Task to complete
Go through the entries below line by line and tally those holding "JSON"; write only the tally.

── Data for this task

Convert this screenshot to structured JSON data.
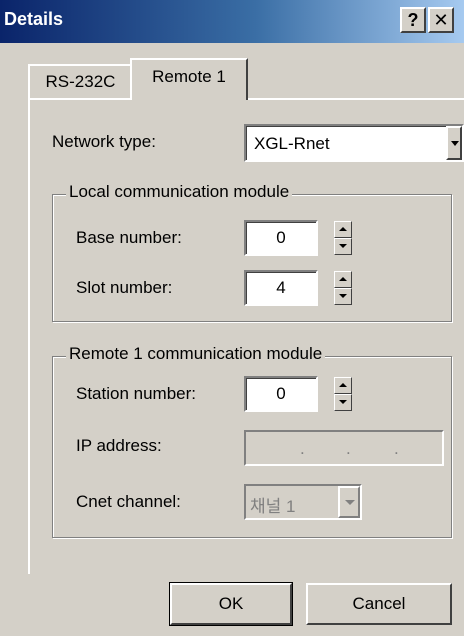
{
  "window": {
    "title": "Details",
    "help_glyph": "?",
    "close_glyph": "✕"
  },
  "tabs": [
    {
      "label": "RS-232C",
      "active": false
    },
    {
      "label": "Remote 1",
      "active": true
    }
  ],
  "network": {
    "label": "Network type:",
    "value": "XGL-Rnet"
  },
  "local_group": {
    "legend": "Local communication module",
    "base_label": "Base number:",
    "base_value": "0",
    "slot_label": "Slot number:",
    "slot_value": "4"
  },
  "remote_group": {
    "legend": "Remote 1 communication module",
    "station_label": "Station number:",
    "station_value": "0",
    "ip_label": "IP address:",
    "ip_dots": [
      ".",
      ".",
      "."
    ],
    "cnet_label": "Cnet channel:",
    "cnet_value": "채널 1"
  },
  "buttons": {
    "ok": "OK",
    "cancel": "Cancel"
  },
  "colors": {
    "face": "#d4d0c8",
    "title_start": "#0a246a",
    "title_end": "#a6caf0",
    "disabled_text": "#808080"
  }
}
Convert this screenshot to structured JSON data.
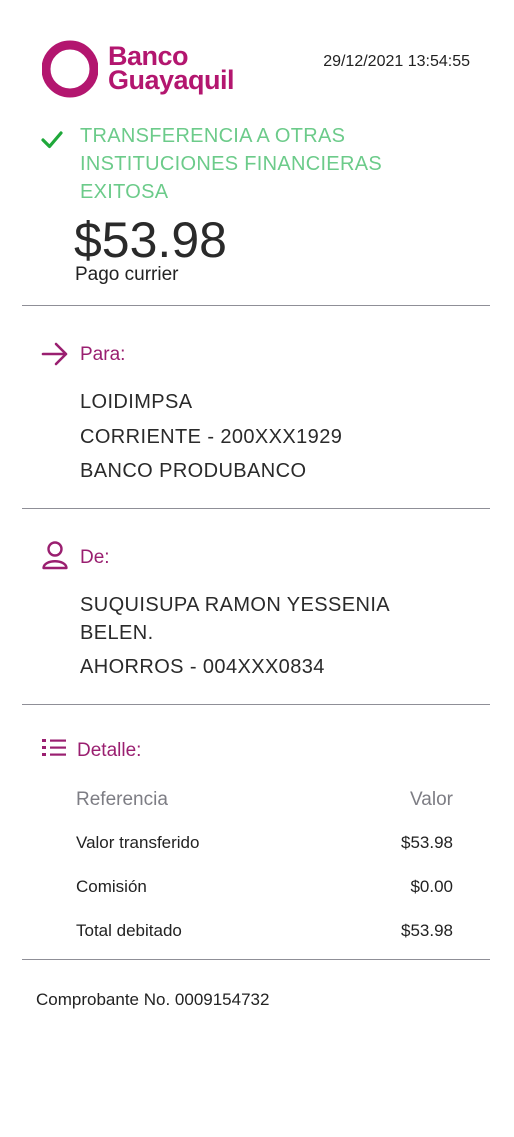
{
  "header": {
    "brand_line1": "Banco",
    "brand_line2": "Guayaquil",
    "datetime": "29/12/2021 13:54:55"
  },
  "status": {
    "title": "TRANSFERENCIA A OTRAS INSTITUCIONES FINANCIERAS EXITOSA",
    "amount": "$53.98",
    "concept": "Pago currier"
  },
  "to": {
    "label": "Para:",
    "name": "LOIDIMPSA",
    "account": "CORRIENTE - 200XXX1929",
    "bank": "BANCO PRODUBANCO"
  },
  "from": {
    "label": "De:",
    "name": "SUQUISUPA RAMON YESSENIA BELEN.",
    "account": "AHORROS - 004XXX0834"
  },
  "detail": {
    "label": "Detalle:",
    "columns": [
      "Referencia",
      "Valor"
    ],
    "rows": [
      {
        "ref": "Valor transferido",
        "value": "$53.98"
      },
      {
        "ref": "Comisión",
        "value": "$0.00"
      },
      {
        "ref": "Total debitado",
        "value": "$53.98"
      }
    ]
  },
  "receipt": "Comprobante No. 0009154732",
  "colors": {
    "brand": "#b3166f",
    "success": "#6ccb8a",
    "check": "#1fa83a",
    "section_label": "#9a1f70"
  }
}
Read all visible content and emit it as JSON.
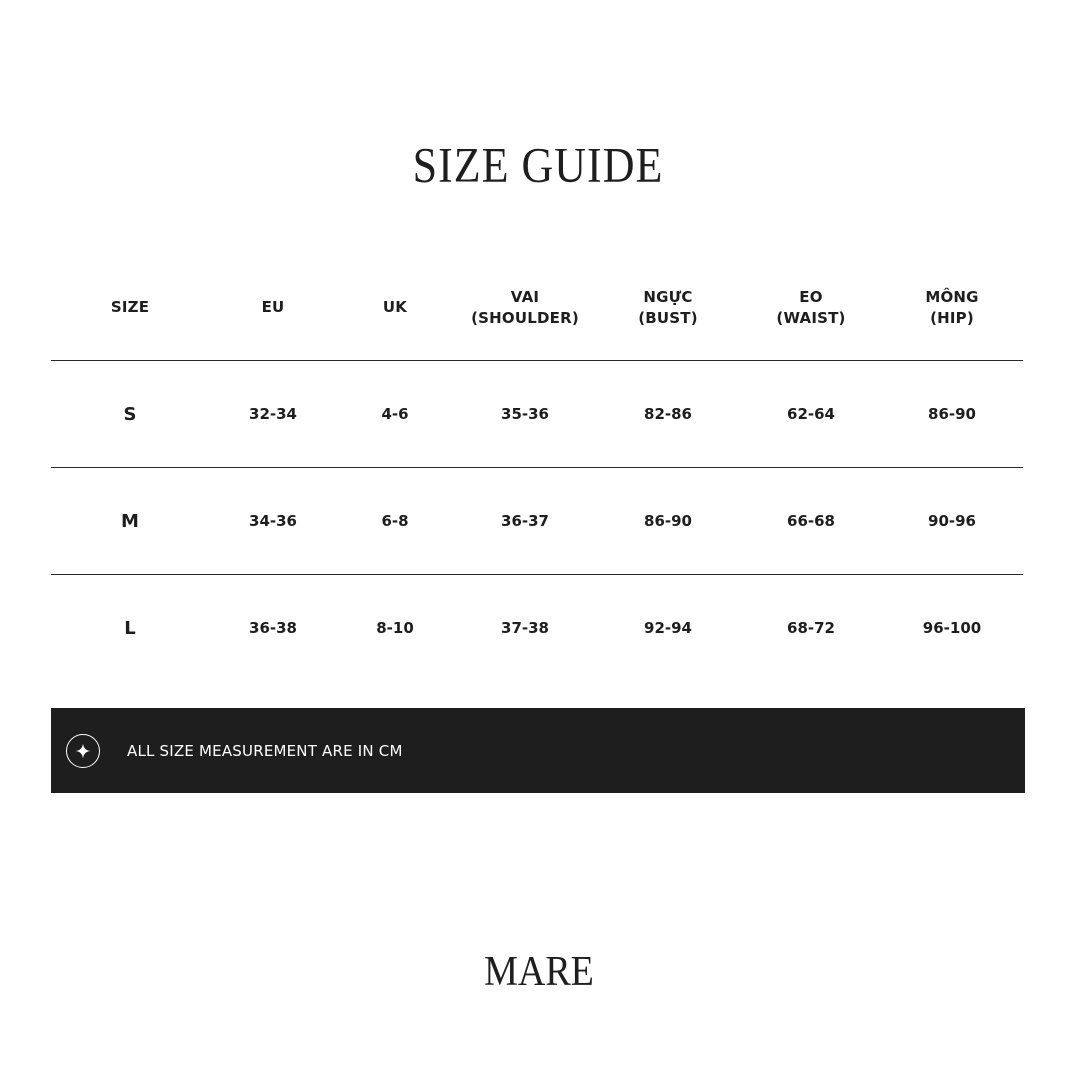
{
  "title": "SIZE GUIDE",
  "table": {
    "headers": [
      [
        "SIZE"
      ],
      [
        "EU"
      ],
      [
        "UK"
      ],
      [
        "VAI",
        "(SHOULDER)"
      ],
      [
        "NGỰC",
        "(BUST)"
      ],
      [
        "EO",
        "(WAIST)"
      ],
      [
        "MÔNG",
        "(HIP)"
      ]
    ],
    "rows": [
      [
        "S",
        "32-34",
        "4-6",
        "35-36",
        "82-86",
        "62-64",
        "86-90"
      ],
      [
        "M",
        "34-36",
        "6-8",
        "36-37",
        "86-90",
        "66-68",
        "90-96"
      ],
      [
        "L",
        "36-38",
        "8-10",
        "37-38",
        "92-94",
        "68-72",
        "96-100"
      ]
    ]
  },
  "note": {
    "icon": "sparkle-icon",
    "text": "ALL SIZE MEASUREMENT ARE IN CM"
  },
  "brand": "MARE",
  "colors": {
    "text": "#1e1e1e",
    "bar_background": "#1e1e1e",
    "bar_text": "#ffffff",
    "background": "#ffffff"
  }
}
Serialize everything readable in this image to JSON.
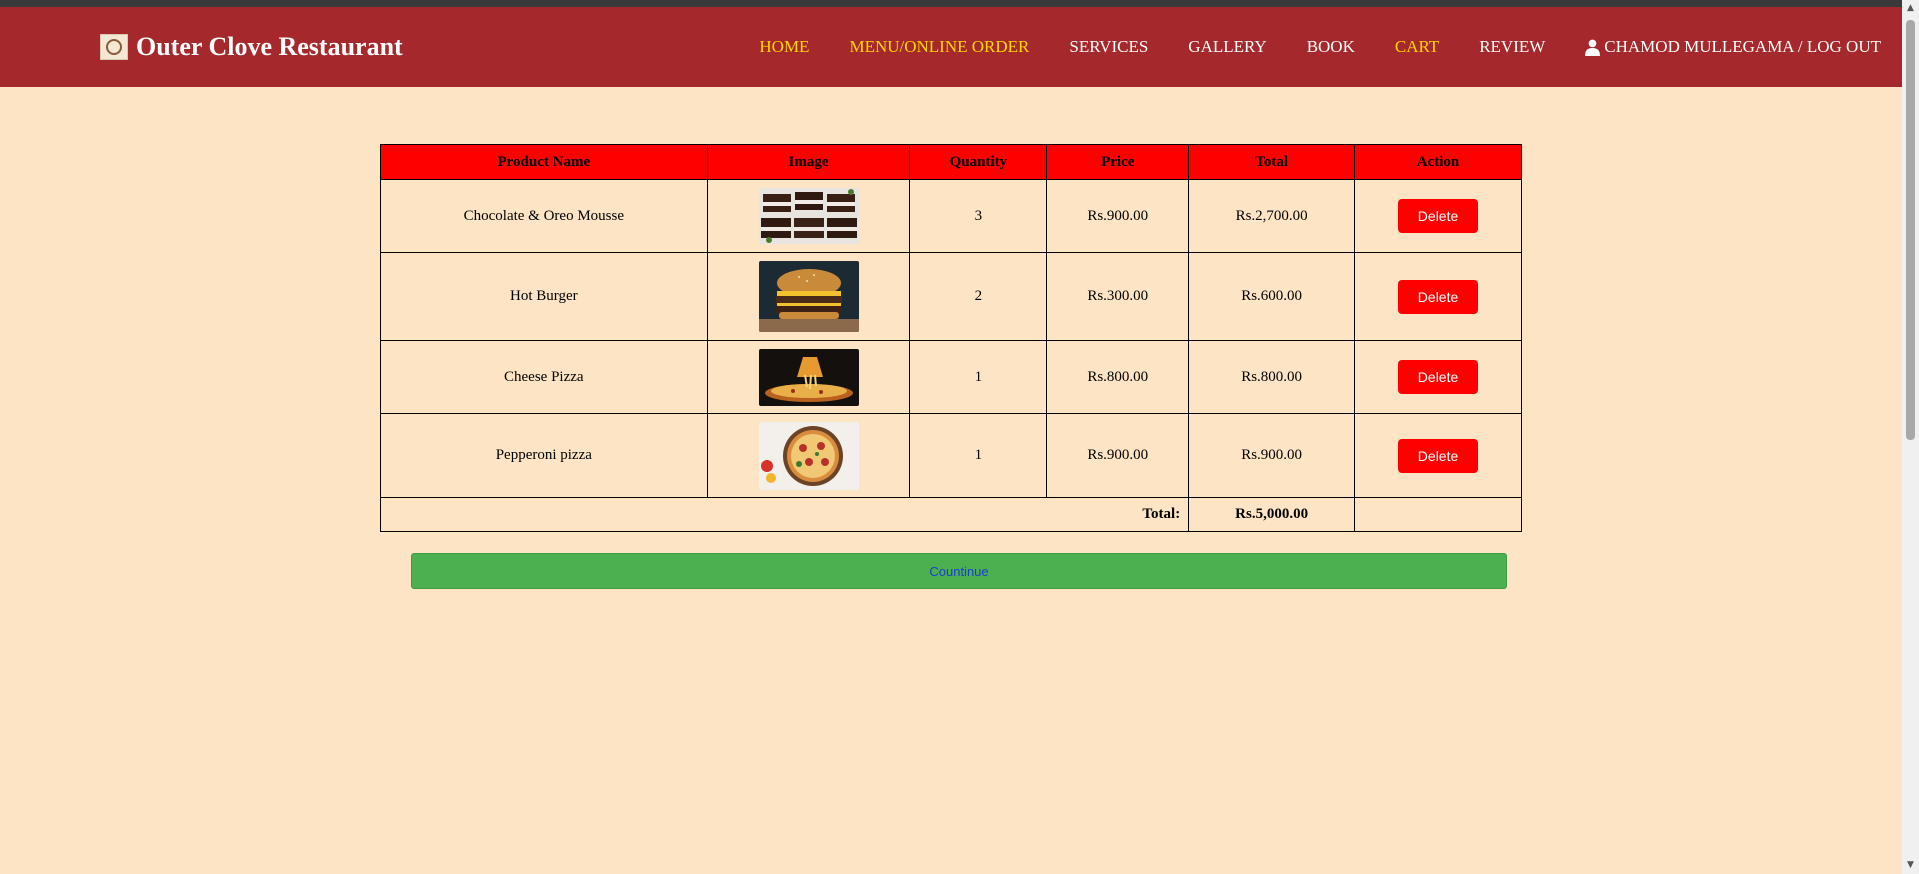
{
  "brand": {
    "name": "Outer Clove Restaurant"
  },
  "nav": {
    "items": [
      {
        "label": "HOME",
        "active": true
      },
      {
        "label": "MENU/ONLINE ORDER",
        "active": true
      },
      {
        "label": "SERVICES",
        "active": false
      },
      {
        "label": "GALLERY",
        "active": false
      },
      {
        "label": "BOOK",
        "active": false
      },
      {
        "label": "CART",
        "active": true
      },
      {
        "label": "REVIEW",
        "active": false
      }
    ],
    "user_label": "CHAMOD MULLEGAMA / LOG OUT"
  },
  "table": {
    "headers": [
      "Product Name",
      "Image",
      "Quantity",
      "Price",
      "Total",
      "Action"
    ],
    "rows": [
      {
        "name": "Chocolate & Oreo Mousse",
        "quantity": "3",
        "price": "Rs.900.00",
        "total": "Rs.2,700.00",
        "action": "Delete",
        "image": "chocolate-oreo-mousse-photo"
      },
      {
        "name": "Hot Burger",
        "quantity": "2",
        "price": "Rs.300.00",
        "total": "Rs.600.00",
        "action": "Delete",
        "image": "hot-burger-photo"
      },
      {
        "name": "Cheese Pizza",
        "quantity": "1",
        "price": "Rs.800.00",
        "total": "Rs.800.00",
        "action": "Delete",
        "image": "cheese-pizza-photo"
      },
      {
        "name": "Pepperoni pizza",
        "quantity": "1",
        "price": "Rs.900.00",
        "total": "Rs.900.00",
        "action": "Delete",
        "image": "pepperoni-pizza-photo"
      }
    ],
    "total_label": "Total:",
    "total_value": "Rs.5,000.00"
  },
  "continue_label": "Countinue",
  "colors": {
    "navbar": "#a5282c",
    "page_bg": "#fde4c4",
    "header_row": "#ff0000",
    "delete_button": "#ff0000",
    "continue_button": "#4caf50",
    "active_nav": "#ffd700"
  }
}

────

Written answer
4